> [ACTIVITY] Using the data below, return all lines in which "this" appears.

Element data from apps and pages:
Content starts

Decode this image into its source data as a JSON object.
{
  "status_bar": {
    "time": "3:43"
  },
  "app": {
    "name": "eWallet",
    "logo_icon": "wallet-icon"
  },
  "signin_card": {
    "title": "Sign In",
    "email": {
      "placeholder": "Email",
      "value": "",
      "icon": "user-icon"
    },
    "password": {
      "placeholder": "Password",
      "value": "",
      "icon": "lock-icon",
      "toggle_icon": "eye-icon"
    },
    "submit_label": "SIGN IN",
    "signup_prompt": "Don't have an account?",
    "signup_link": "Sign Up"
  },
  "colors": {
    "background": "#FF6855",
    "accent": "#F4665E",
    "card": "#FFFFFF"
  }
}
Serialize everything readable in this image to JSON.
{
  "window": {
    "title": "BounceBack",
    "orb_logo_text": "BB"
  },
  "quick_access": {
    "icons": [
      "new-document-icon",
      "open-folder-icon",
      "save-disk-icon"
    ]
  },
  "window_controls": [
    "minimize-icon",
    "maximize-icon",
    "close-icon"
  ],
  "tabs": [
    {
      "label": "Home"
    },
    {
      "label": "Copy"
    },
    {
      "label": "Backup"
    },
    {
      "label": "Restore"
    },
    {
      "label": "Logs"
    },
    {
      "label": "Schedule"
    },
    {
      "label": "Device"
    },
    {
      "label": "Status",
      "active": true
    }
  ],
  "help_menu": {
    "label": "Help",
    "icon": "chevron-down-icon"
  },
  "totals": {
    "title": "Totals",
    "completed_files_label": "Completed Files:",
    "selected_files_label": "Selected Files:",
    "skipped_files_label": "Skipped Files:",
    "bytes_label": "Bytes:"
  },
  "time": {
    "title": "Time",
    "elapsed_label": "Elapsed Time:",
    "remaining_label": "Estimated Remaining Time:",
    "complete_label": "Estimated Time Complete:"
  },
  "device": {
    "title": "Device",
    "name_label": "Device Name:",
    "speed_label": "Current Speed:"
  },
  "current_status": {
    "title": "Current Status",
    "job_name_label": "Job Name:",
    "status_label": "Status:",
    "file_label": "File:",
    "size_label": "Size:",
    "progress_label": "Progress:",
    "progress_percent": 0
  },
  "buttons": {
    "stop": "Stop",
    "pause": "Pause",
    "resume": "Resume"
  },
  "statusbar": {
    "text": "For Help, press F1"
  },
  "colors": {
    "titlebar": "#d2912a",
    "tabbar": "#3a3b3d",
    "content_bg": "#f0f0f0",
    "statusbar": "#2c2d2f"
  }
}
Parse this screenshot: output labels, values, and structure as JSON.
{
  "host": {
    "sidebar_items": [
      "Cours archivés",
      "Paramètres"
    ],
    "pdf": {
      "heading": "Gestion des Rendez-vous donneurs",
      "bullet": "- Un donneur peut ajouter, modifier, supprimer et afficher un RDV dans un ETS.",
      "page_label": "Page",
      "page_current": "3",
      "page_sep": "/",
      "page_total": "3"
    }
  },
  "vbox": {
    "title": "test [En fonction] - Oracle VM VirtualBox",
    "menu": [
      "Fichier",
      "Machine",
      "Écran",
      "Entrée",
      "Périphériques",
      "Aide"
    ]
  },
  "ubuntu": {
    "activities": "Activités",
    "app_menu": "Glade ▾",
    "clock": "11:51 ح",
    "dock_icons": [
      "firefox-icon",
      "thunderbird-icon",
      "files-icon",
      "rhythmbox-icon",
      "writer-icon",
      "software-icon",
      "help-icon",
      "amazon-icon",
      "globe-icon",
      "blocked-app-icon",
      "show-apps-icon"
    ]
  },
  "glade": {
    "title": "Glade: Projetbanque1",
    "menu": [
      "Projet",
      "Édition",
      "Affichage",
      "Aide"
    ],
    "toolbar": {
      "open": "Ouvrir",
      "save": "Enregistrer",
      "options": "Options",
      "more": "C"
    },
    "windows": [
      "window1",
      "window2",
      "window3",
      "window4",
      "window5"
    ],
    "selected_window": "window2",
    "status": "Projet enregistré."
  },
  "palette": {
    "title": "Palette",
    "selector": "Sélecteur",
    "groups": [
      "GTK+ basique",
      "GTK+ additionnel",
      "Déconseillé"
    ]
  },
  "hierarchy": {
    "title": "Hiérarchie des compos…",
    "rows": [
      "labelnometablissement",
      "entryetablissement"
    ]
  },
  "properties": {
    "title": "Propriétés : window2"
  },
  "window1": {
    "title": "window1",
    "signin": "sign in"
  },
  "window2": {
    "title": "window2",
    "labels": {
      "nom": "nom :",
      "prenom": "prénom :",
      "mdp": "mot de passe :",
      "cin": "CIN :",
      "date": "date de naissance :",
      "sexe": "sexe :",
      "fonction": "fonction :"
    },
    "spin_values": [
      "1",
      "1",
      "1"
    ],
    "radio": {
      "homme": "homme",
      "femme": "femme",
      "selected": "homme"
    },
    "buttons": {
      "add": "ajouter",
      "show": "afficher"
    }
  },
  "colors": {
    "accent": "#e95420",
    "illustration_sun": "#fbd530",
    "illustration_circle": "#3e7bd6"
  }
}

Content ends

> [EXPECTED ANSWER]
Decode this image into its source data as a JSON object.
Serialize everything readable in this image to JSON.
Parse this screenshot: output labels, values, and structure as JSON.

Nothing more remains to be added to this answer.